Each line below that contains the word "index" must be copied.

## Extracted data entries
********************

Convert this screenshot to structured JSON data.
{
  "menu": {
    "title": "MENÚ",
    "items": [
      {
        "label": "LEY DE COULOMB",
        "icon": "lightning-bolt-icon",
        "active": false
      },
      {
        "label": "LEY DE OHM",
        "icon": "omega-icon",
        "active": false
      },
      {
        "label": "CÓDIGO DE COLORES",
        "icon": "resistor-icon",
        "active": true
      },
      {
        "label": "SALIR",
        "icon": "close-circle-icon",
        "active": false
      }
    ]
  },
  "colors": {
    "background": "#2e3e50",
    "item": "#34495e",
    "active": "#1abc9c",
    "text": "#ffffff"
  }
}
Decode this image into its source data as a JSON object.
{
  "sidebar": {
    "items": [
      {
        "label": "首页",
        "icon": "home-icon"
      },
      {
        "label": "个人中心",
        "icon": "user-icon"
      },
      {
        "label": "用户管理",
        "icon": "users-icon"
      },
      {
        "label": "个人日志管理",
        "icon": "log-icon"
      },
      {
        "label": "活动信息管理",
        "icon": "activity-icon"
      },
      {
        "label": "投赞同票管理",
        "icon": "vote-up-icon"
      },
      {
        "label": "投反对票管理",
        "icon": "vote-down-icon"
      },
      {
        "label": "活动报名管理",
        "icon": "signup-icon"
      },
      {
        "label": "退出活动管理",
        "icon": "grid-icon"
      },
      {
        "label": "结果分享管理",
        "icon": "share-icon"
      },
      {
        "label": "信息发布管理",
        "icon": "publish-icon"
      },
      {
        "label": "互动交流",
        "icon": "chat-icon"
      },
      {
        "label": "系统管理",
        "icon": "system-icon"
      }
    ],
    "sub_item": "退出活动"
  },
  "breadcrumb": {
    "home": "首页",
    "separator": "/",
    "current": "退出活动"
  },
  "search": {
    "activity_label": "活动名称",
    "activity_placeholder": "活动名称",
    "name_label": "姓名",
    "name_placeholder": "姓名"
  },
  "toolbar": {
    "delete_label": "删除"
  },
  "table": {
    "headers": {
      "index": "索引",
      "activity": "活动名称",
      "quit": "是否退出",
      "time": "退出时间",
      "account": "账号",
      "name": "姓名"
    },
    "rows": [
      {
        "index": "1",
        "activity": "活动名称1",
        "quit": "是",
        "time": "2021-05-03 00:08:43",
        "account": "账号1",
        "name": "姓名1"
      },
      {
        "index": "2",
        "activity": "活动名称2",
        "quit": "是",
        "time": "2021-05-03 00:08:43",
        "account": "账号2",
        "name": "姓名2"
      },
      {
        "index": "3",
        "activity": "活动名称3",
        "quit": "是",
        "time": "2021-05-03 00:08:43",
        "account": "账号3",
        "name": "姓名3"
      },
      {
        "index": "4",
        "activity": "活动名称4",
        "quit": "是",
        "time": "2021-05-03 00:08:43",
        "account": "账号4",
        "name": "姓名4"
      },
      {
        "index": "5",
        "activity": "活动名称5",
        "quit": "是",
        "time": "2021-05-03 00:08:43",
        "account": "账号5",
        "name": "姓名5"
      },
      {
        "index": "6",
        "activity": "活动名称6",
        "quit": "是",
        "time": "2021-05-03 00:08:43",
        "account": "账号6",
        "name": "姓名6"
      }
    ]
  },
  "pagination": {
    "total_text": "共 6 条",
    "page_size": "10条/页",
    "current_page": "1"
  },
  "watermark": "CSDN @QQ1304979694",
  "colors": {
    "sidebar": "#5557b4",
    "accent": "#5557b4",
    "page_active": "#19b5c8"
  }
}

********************

## Written solution
      "index": "索引",
        "index": "1",
        "index": "2",
        "index": "3",
        "index": "4",
        "index": "5",
        "index": "6",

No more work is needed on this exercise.